**WHAT NEEDS TO BE DONE**.
Output each entry verbatim. Leave the images out.

**RECORDS FOR THIS EXERCISE**.
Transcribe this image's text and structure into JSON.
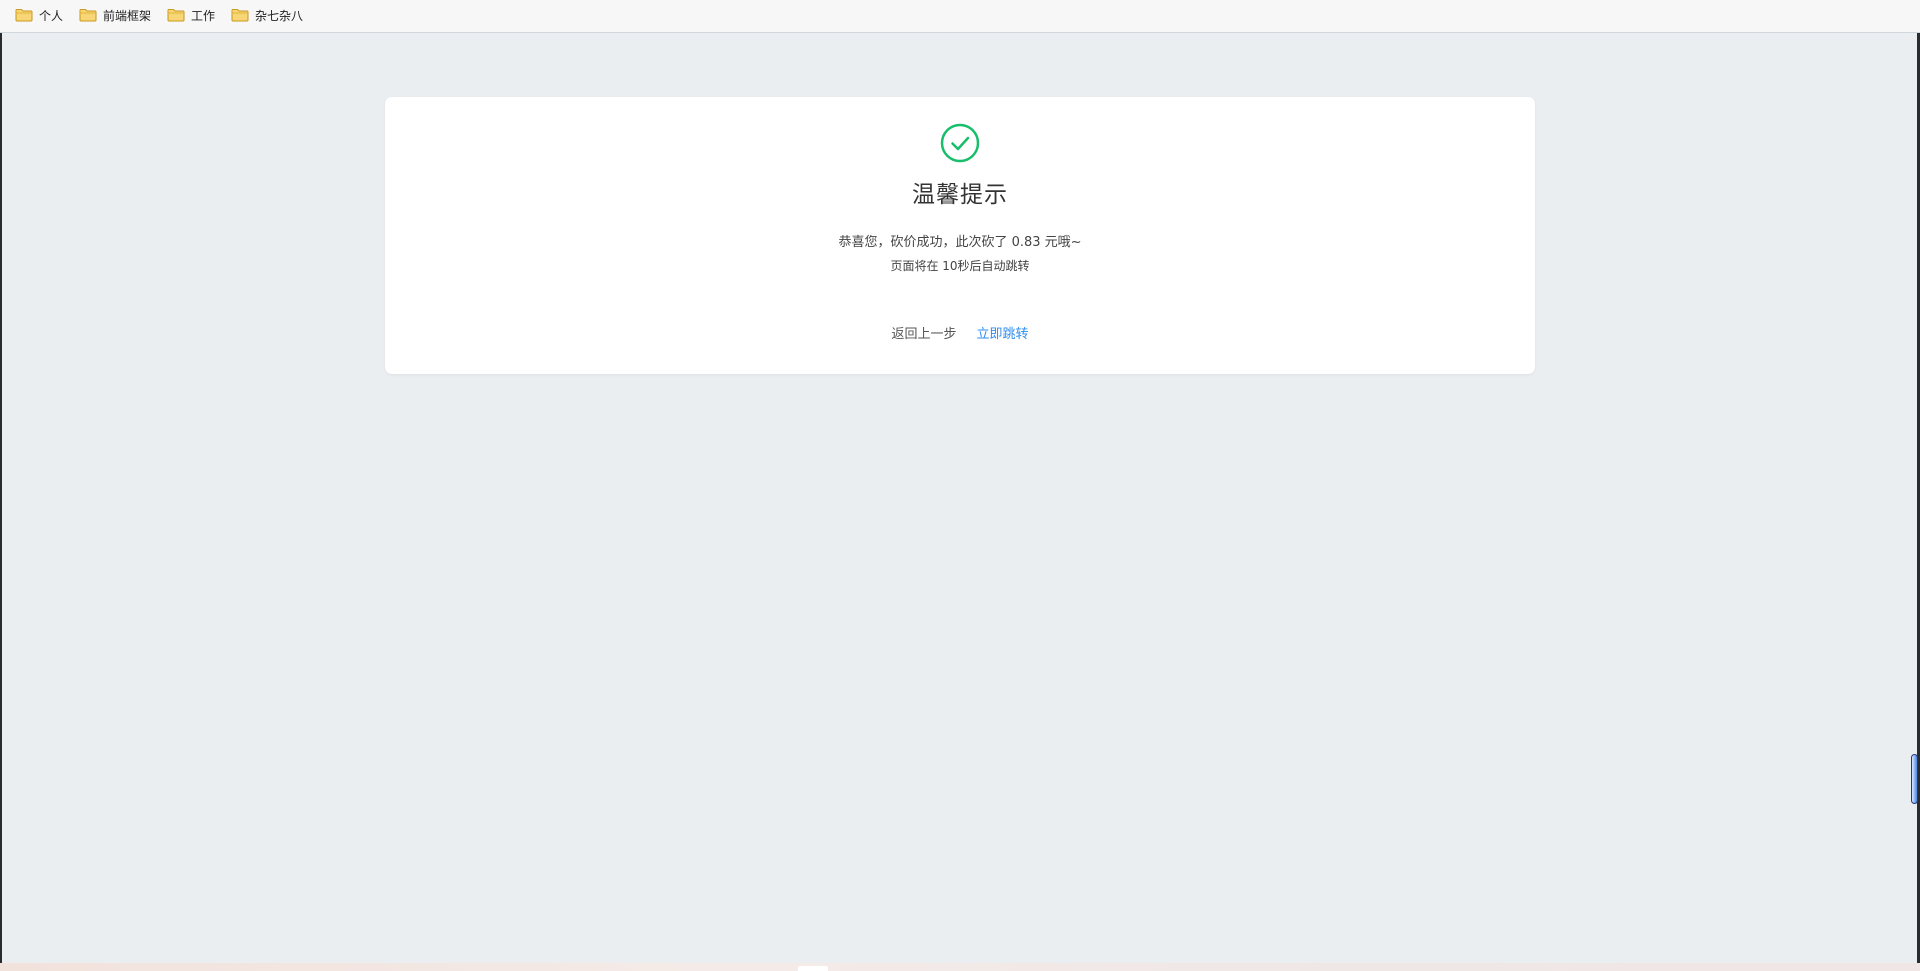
{
  "bookmarks": [
    {
      "label": "个人",
      "icon": "folder-icon"
    },
    {
      "label": "前端框架",
      "icon": "folder-icon"
    },
    {
      "label": "工作",
      "icon": "folder-icon"
    },
    {
      "label": "杂七杂八",
      "icon": "folder-icon"
    }
  ],
  "dialog": {
    "icon": "check-circle-icon",
    "title": "温馨提示",
    "message": "恭喜您，砍价成功，此次砍了 0.83 元哦~",
    "countdown": "页面将在 10秒后自动跳转",
    "back_label": "返回上一步",
    "jump_label": "立即跳转"
  },
  "colors": {
    "background": "#ebeef1",
    "card": "#ffffff",
    "success": "#19be6b",
    "link": "#2d8cf0",
    "folder": "#f5c445"
  }
}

**ANSWER TO THIS EXERCISE**.
Transcribe this image's text and structure into JSON.
{
  "bookmarks": [
    {
      "label": "个人",
      "icon": "folder-icon"
    },
    {
      "label": "前端框架",
      "icon": "folder-icon"
    },
    {
      "label": "工作",
      "icon": "folder-icon"
    },
    {
      "label": "杂七杂八",
      "icon": "folder-icon"
    }
  ],
  "dialog": {
    "icon": "check-circle-icon",
    "title": "温馨提示",
    "message": "恭喜您，砍价成功，此次砍了 0.83 元哦~",
    "countdown": "页面将在 10秒后自动跳转",
    "back_label": "返回上一步",
    "jump_label": "立即跳转"
  },
  "colors": {
    "background": "#ebeef1",
    "card": "#ffffff",
    "success": "#19be6b",
    "link": "#2d8cf0",
    "folder": "#f5c445"
  }
}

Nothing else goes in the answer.